Ghana is set to become first Liquefied Natural Gas importer in sub-Saharan Africa, with the terminal at the port of Tema set to receive its maiden cargo in the coming weeks.
LNG will add to Ghana’s own gas production and imports from Nigeria via the West African Gas Pipeline, though these have been subject to frequent interruptions.
The WAGP – which also provides Nigerian gas to Benin and Togo – is one of only two trans-national gas pipelines in sub-Saharan Africa, the other being a pipeline from Mozambique to South Africa.
Ghana has a deal with Nigeria to receive 120 million standard cubic feet of gas daily. But supply to the country had fallen short of the contractual volume in recent years amid several challenges.
For instance, in 2016, the resurgence of militant attacks in the Niger Delta, which caused Nigeria’s oil production to plummet to a near 30-year low, significantly reduced gas supply to the West Africa gas pipeline.
There are a number of LNG export projects across North and West Africa, but Egypt in 2015 became the first — and so far only — African country to import LNG.
But that is set to change as Ghana gears up to begin LNG imports.
“The terminal at Tema will be mechanically ready for full operation at the end of March,” S&P Global Platts quoted a project spokesman as saying on March 4.
“We are waiting for Shell, the supplier, and GNPC as the off-taker to decide and confirm the delivery date for their first cargo to arrive at the terminal,” he said.
It has been expected that the first cargo would arrive by the end of the first quarter of 2021.
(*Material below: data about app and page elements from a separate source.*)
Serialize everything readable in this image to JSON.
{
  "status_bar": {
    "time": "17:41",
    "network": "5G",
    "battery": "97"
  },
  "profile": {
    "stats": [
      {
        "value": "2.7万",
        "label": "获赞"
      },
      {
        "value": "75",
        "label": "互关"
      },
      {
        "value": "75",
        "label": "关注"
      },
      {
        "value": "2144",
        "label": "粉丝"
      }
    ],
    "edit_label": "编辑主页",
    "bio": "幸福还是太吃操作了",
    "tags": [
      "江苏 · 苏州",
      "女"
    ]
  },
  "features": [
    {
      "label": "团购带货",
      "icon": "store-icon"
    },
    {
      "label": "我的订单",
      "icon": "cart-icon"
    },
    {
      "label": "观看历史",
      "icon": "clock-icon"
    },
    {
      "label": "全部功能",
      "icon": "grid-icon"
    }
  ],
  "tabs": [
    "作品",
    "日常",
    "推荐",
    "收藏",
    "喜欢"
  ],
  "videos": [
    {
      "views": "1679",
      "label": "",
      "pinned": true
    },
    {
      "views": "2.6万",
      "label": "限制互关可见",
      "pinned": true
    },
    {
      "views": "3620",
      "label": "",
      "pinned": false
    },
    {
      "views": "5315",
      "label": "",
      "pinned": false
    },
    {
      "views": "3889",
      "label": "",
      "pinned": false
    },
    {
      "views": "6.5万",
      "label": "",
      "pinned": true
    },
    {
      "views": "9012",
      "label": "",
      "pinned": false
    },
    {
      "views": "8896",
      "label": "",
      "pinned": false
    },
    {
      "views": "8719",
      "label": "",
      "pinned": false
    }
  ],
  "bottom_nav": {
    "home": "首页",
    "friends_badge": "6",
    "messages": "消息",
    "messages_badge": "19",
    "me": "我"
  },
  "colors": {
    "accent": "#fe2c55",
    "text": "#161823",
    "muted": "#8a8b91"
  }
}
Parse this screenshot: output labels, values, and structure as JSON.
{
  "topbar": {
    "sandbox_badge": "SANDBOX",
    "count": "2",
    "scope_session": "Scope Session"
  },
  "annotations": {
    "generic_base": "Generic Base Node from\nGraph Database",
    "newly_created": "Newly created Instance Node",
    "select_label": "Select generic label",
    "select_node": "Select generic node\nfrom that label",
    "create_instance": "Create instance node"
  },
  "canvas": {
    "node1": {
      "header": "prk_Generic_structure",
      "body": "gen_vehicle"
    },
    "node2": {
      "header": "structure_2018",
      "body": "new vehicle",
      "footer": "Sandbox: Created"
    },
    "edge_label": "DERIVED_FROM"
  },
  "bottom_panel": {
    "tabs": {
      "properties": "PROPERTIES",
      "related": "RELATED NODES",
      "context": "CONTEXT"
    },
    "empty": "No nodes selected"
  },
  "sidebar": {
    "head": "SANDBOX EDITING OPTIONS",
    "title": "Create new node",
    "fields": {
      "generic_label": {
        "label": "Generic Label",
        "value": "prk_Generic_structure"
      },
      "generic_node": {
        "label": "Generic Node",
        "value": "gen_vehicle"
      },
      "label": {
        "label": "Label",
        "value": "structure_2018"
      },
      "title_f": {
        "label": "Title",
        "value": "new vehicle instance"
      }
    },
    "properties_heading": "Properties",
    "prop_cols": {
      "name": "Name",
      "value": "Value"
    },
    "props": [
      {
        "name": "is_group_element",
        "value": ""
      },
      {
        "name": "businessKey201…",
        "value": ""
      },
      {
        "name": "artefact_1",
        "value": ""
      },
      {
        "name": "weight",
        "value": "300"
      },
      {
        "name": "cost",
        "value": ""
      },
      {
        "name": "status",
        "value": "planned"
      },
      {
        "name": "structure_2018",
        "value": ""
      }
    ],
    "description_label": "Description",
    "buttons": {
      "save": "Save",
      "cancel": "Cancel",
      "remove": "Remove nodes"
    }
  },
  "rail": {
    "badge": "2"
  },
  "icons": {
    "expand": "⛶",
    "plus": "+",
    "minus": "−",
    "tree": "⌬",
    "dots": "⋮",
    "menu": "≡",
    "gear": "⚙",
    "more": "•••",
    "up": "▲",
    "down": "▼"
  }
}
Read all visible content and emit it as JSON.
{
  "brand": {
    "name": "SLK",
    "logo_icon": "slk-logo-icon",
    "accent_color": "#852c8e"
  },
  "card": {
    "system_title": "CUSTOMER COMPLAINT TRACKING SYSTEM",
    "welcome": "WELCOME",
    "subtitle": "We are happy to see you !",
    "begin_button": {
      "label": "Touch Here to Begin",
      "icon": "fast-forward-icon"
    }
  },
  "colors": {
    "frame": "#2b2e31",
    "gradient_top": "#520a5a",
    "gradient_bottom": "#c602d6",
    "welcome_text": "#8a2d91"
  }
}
The Tema LNG terminal — backed by Helios Investment Partners and Africa Infrastructure Investment Managers — is made up of a dedicated floating regasification vessel and a separate LNG storage vessel, and has the capacity to import 1.7 million mt/year of LNG.
LNG will be supplied under a long-term contract with Shell, which said last month in a strategy presentation that it wanted to grow its LNG market footprint by creating new markets, including being a first supplier of LNG to Ghana.
In January, Spain’s Reganosa was awarded the contract to operate and maintain the terminal as well as an associated 6-km gas pipeline.
“Tema LNG’s year-round supply of gas will enable GNPC to supply reliable and cost-effective gas into the Tema power and industrial enclave,” Edmund Agyeman-Duah, the project manager of the Tema LNG Terminal Company, said at the time.
For Ghana, the start of LNG imports is seen as a boost for developing its gas-fired power generation sector.
LNG is therefore seen as a quick way for African countries — which are expected to see growing gas demand in the coming years especially for power generation — to gain easier access to gas supplies.
More FSRUs have been planned across sub-Saharan Africa, including in Cote d’Ivoire, Benin, Namibia, South Africa, Kenya and Sudan, though none are expected to be realised any time soon.